April / May 2014


Life at the Top 

Story by A. Kam Napier
Photos by Josh McCullough

Four men move slowly over a field of reddish-black cinder, eyes downcast, with the body language of people searching for a dropped contact lens. Loosely packed gravel extends as far as the four can see— which, on this sometimes rainy, sometimes snowy afternoon on the summit of the Big Island’s Mauna Kea, is all of fifty yards. They keep their eyes peeled for their quarry, which is likely hiding somewhere within the gravel crunching beneath their cautious steps: the wekiu bug.

First discovered a little more than thirty years ago, the flightless wekiu bug is no bigger than a grain of rice —and not much different in shape if a grain of rice had six skinny legs attached to it. The wekiu bug, formally known as Nysius wekiuicola, exists nowhere else in the world but the summit of Mauna Kea, and hence its name: wekiu, which in Hawaiian means the top or summit.
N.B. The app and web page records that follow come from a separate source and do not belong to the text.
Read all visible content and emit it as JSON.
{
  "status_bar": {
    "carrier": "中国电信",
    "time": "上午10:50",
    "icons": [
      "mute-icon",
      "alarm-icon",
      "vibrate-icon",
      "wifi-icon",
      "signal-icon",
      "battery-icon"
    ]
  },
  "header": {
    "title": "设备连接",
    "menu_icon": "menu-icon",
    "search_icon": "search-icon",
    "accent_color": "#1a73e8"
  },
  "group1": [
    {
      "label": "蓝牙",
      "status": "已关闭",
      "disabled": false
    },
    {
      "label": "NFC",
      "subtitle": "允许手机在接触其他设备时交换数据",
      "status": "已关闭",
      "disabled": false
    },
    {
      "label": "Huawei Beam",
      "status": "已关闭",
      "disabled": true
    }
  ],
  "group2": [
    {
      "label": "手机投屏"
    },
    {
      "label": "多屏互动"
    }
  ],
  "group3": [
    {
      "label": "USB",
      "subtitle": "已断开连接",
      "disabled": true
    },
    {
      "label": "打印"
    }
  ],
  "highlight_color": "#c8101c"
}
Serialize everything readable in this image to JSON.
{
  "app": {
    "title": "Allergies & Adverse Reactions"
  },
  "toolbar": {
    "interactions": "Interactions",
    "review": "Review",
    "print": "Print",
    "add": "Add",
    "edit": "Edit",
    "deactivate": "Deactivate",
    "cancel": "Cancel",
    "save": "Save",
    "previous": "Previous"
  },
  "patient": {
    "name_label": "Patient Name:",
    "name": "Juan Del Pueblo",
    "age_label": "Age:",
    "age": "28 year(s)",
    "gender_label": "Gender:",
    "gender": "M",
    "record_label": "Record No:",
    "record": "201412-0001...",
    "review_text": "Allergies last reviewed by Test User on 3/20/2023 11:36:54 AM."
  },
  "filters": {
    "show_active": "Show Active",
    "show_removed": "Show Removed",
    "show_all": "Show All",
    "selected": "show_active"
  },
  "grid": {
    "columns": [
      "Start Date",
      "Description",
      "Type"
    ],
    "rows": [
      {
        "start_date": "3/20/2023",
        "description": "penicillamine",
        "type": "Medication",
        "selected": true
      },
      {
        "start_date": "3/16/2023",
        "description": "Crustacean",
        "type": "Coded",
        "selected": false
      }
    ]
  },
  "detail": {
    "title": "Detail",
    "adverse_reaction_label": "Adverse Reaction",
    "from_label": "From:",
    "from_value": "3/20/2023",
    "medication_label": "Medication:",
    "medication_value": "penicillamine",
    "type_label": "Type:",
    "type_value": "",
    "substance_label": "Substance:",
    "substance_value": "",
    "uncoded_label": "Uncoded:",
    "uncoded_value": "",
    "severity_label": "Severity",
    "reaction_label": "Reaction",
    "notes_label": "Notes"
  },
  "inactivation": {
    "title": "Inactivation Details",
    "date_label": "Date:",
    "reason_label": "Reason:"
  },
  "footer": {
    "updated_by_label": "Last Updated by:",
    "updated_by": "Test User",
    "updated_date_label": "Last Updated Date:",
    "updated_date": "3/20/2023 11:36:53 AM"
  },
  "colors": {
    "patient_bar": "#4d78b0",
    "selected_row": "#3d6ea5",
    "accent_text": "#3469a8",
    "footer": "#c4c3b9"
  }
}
The insect has adopted a suite of survival skills for the summit’s harsh, cold climate, the most striking of which is its transformation from vegetarian to carnivore: While its closest Hawai‘i relatives live off seeds, the wekiu bug has become a scavenger that feasts on windborne insects that are blown up to the summit and immobilized by the cold.

One of the men overturns a stone the size of a softball and calls out for the expedition leader—University of Hawai‘i at Hilo entomologist Jesse Eiben—to take a look at what he’s found. Eiben, his slight build encased in a sturdy windbreaker, is gently scooping a hole out of the cinder, looking for a spot where a wekiu bug might be hiding from the cold. He stands, takes a look at the proffered rock and shakes his head. “That’s a Nysius, all right,” he says, pointing to the dried-out bug on the rock that the man has found, “but not a wekiu bug.” Eiben, one of just half a dozen or so people in the world who could be considered an expert on the wekiu bug, points to the pronounced wings of the insect carcass, which, he says, give it away instantly as a non-wekiu bug. “Good ento skills, though!” he says with a consoling chuckle.

That laugh is not unusual. Eiben laughs often, almost as a kind of punctuation. In his emails he laughs with emoticons. After a weekend tagging along with him on the Big Island, I’m convinced it’s the chuckle of a person in love with his work.

Eiben had warned us not to get our hopes up as we trudged from the warmth of the state-owned SUV up the slope in search of the wekiu bug. “They’re usually pretty inactive when it’s really cold,” he’d said. Regardless, even if we weren’t seeing the wekiu bug, we were seeing its entire universe: rolling pu‘u, or hills, of loose cinder thousands of feet above sea level.